> ACTIVITY: Searching the material below, find each line that includes the word "strong", and copy it.

===== THE INPUT =====

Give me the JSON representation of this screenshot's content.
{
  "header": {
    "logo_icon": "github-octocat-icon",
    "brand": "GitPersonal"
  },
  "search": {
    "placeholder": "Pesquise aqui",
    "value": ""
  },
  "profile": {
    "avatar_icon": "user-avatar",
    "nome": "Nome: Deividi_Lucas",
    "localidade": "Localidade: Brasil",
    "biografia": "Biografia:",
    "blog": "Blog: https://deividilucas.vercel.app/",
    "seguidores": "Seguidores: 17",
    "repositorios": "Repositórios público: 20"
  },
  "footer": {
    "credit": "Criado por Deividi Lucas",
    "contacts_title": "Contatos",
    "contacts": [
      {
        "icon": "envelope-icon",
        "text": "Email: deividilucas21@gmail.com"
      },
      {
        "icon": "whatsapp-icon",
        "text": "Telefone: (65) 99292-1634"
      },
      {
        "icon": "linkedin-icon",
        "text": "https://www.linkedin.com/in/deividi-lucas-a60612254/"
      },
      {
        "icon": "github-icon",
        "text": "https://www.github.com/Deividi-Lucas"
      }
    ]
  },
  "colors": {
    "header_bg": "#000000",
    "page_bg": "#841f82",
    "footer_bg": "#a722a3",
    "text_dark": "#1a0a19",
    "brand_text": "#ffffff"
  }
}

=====
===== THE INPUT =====

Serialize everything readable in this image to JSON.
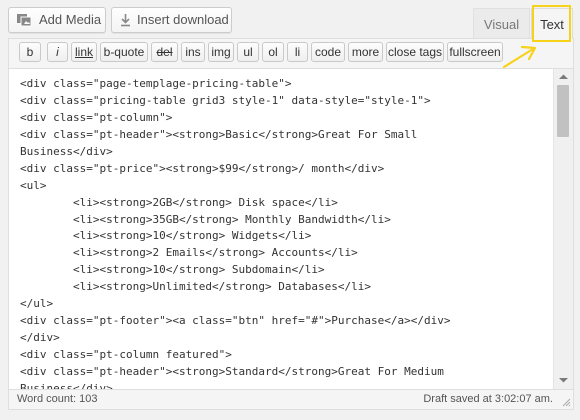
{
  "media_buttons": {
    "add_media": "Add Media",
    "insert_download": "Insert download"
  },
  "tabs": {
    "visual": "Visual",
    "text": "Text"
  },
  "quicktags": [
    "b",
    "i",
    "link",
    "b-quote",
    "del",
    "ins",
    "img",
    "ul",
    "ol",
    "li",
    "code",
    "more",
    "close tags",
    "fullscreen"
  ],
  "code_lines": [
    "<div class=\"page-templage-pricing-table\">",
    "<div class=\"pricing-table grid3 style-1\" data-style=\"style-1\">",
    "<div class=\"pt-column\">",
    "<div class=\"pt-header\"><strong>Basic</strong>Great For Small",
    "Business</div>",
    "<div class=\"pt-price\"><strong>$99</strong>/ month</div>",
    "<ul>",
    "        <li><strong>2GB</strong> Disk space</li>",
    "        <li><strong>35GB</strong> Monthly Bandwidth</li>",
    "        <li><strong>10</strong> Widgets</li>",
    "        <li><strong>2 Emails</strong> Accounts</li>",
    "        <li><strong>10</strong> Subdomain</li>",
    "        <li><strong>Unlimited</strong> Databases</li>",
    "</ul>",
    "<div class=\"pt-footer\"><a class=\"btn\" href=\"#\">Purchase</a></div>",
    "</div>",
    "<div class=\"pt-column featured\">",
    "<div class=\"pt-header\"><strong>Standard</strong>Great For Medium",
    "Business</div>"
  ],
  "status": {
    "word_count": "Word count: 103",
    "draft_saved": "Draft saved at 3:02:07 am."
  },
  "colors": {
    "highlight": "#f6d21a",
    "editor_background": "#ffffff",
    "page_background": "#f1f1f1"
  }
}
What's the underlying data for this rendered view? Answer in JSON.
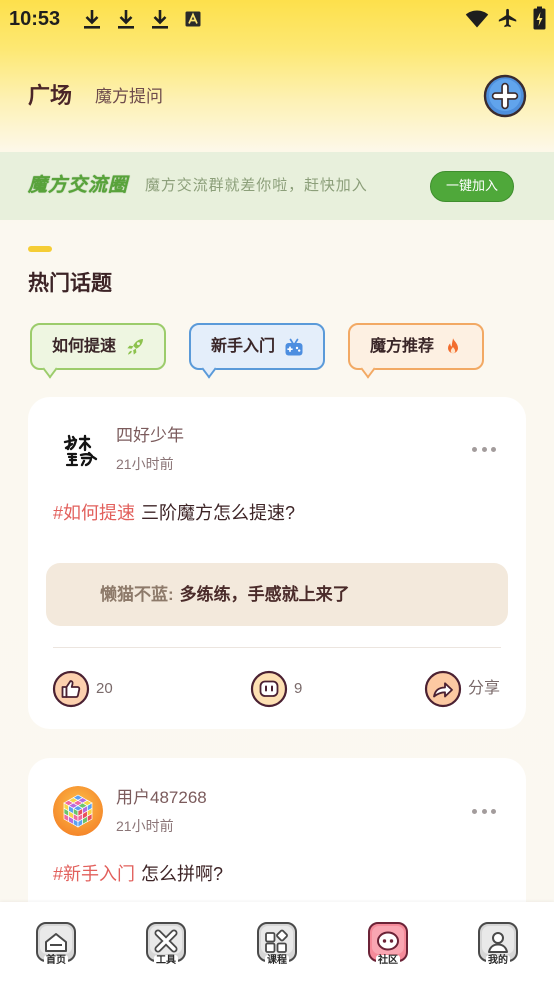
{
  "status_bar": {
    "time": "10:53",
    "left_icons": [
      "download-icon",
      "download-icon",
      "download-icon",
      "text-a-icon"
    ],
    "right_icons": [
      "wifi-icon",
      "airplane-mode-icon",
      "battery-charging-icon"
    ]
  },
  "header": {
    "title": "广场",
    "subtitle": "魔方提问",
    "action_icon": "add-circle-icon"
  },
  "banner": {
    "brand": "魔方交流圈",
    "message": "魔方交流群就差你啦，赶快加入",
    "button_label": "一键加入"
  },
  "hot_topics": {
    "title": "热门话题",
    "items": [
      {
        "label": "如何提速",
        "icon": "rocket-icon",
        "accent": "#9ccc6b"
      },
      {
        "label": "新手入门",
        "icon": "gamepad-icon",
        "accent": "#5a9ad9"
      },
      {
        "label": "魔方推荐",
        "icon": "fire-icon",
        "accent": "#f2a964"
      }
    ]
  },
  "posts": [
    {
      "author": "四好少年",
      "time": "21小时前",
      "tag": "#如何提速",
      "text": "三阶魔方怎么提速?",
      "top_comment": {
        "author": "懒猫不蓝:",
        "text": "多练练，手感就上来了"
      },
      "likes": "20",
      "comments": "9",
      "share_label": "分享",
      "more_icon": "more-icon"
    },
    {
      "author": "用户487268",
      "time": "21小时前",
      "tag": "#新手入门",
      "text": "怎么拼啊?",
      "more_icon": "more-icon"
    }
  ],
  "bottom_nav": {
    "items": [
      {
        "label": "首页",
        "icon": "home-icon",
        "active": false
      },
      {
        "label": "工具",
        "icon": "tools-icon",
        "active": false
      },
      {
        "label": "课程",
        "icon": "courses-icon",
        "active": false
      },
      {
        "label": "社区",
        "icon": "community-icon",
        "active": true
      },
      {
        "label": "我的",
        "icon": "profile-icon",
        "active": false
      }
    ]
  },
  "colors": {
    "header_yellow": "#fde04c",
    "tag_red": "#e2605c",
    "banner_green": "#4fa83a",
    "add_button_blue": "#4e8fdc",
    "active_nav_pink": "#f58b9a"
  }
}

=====

> THE ANSWER:
    "<div class=\"pt-header\"><strong>Basic</strong>Great For Small",
    "<div class=\"pt-price\"><strong>$99</strong>/ month</div>",
    "        <li><strong>2GB</strong> Disk space</li>",
    "        <li><strong>35GB</strong> Monthly Bandwidth</li>",
    "        <li><strong>10</strong> Widgets</li>",
    "        <li><strong>2 Emails</strong> Accounts</li>",
    "        <li><strong>10</strong> Subdomain</li>",
    "        <li><strong>Unlimited</strong> Databases</li>",
    "<div class=\"pt-header\"><strong>Standard</strong>Great For Medium",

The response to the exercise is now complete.